'Environmental goals must be community driven', is the message from CBD’s recent workshop.


Gertrude Kenyangi

By the end of this century climate change alone could cause the loss of over half of African bird and mammal species. This, combined with illegal wildlife trade and increasing levels of human-animal conflict, means there is an urgent need to rethink the protection of bio-diversity on the continent.


Last week the Convention on Biological Diversity held its Regional Consultation on the Post-2020 Global Biodiversity Framework for Africa in Addis Ababa, bringing together the leading experts in their fields, from NGOs operating at grassroots levels, to government officials.


With the devastation of Cyclone Idai fresh in delegates minds, there was a heightened sense of urgency to establish what was needed to ensure that the revised targets were ambitious enough to halt further bio-diversity loss and climate change. 


What was clear amongst delegates was that the current framework, outlined in the Aichi goals, does not go far enough to raise awareness of the severity of the situation Africa faces.


Many African leaders have failed to recognise that bio-diversity is inextricably linked to the livelihoods, wellbeing and food and water security of the poorest and most vulnerable people in Africa. With our population set to double by 2050 the pressure on nature is only increasing, and if strong action is not taken now we risk causing irreversible damage to our environment.


Although there are a number of tools that governments could deploy to help prevent further loss of bio-diversity, the most recent IPBES report highlighted to the Regional Consultation that there is a clear link between protected areas and positive bio-diversity trends. Adding credence to the Campaign for Nature’s global deal to protect at least 30% of the planet by 2030.


There are some shining examples of success already on our continent. Namibia and Botswana have already taken action to protect  30% of their land; Rwanda has been bold in its ambitions to conserve bio-diversity by protecting their mountain forests in law; and the meeting’s host, Ethiopia, have been developing a ‘Green Economy’ Strategy to ensure its socio-economic development takes place in harmony with nature.


In addition, calls for more ambitious protected area targets were echoed by non-governmental stakeholders such as APAC, WWF NEPAD and CABI.


Indeed, CABI’s Senior Scientist noted; ‘Protected areas remain the only place where threatened flora and fauna are protected from the adverse effects of invasive species, pests and disease.’


However, it’s not just political leaders and global institutions who will decide the fate of Africa’s bio-diversity.
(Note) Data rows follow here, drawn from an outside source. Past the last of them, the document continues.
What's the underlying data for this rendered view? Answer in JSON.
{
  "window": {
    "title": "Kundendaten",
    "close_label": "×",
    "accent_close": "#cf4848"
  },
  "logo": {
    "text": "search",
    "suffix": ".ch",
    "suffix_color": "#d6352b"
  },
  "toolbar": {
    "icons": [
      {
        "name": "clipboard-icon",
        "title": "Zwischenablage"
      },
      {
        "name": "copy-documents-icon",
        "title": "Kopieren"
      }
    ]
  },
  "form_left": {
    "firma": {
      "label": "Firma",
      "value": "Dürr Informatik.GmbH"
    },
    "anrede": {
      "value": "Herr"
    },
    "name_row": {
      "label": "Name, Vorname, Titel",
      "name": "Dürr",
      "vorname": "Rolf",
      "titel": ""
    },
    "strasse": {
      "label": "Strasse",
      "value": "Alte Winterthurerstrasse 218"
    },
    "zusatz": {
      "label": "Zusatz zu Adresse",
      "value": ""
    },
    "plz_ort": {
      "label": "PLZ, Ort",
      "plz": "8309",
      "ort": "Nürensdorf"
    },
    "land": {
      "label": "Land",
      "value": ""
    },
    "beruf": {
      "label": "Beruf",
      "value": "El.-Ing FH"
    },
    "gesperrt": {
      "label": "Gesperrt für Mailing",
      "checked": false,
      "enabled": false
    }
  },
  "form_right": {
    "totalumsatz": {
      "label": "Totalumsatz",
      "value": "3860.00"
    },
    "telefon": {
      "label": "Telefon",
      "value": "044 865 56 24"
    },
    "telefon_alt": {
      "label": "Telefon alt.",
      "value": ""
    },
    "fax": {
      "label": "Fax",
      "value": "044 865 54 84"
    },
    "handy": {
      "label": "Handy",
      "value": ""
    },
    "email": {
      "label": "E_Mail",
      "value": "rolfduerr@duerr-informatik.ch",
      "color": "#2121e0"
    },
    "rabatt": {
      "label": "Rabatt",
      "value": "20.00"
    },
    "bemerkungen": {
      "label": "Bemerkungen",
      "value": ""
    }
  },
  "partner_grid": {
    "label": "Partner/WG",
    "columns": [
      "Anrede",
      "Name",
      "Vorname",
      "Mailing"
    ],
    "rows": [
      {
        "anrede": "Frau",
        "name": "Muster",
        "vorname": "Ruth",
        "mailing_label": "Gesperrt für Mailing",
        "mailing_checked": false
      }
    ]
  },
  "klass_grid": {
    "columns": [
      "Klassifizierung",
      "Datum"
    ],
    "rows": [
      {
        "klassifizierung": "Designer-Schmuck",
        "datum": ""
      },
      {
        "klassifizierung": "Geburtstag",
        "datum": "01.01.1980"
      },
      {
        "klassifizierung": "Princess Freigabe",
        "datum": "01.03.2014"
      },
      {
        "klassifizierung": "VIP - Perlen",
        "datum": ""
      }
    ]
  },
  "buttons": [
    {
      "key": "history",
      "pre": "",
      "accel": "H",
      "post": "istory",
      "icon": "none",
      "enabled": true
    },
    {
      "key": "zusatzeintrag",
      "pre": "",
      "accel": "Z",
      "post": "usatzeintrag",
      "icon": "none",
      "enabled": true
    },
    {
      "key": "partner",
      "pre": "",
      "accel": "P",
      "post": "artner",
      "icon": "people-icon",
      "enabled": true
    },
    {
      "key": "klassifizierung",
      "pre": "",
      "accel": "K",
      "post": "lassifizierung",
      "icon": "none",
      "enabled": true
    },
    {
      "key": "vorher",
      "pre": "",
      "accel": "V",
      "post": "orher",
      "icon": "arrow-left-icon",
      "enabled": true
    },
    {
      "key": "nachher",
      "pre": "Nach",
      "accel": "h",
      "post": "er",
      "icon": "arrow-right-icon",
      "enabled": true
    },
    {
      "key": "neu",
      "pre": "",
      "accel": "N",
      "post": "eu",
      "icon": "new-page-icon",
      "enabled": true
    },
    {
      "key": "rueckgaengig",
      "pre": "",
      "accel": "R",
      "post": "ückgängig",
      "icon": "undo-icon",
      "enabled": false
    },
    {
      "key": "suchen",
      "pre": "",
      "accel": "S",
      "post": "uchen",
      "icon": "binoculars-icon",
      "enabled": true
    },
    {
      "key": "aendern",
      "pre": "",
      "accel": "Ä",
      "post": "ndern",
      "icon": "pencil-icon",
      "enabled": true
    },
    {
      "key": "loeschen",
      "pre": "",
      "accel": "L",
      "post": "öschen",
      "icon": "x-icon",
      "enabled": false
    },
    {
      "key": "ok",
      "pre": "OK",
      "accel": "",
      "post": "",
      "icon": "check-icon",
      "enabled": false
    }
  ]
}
What was clear at this Regional Consultation was that for the new Framework to be a success indigenous peoples and local communities must be at the forefront of any new goals, and protected areas offer an opportunity for nature and people to live in harmony.

This was reinforced by Edward Samuriwo, Zimbabwe’s Director of Environment and Natural Resources, who said ‘Zimbabwe was very pleased by the enthusiasm of African delegates at the CBD regional workshop in Addis, there is a strong sense that we need to be more ambitious and innovative when it comes to revising the Post-2020 Framework, for Zimbabwe this means more community led protected areas.’

Kebaabetswe Keoagile, Botswana’s government representative, summarised her country’s position as, ‘Botswana has placed environmental management in her top priorities in recognition of the role it places in sustaining the economy and more importantly, the role it plays in supporting the rural communities. This is pursued mainly through a network of protected areas and we have seen real success with our Community-Based Natural Resources Management Policy which encourages equitable benefit sharing amongst rural communities from the Sustainable utilisation of natural resources surrounding them.’


The last 10 years have demonstrated clearly that if local communities and indigenous people are not considered and consulted when formulating environmental goals and targets, their effectiveness is limited. If we can collectively follow the example set by nations’ such as Botswana and Namibia, and ensure that 30% of land and sea globally is protected by empowered communities, both bio-diversity and local economies can thrive. This is a challenge we must work together to rise to, before it is too late.



Gertrude Kenyangi is an Ambassador for the Campaign for Nature and Executive Director for the Support for Women in Agriculture and Environment (SWAGEN).


For more information please see: www.campaignfornature.org

Blessing Mwangi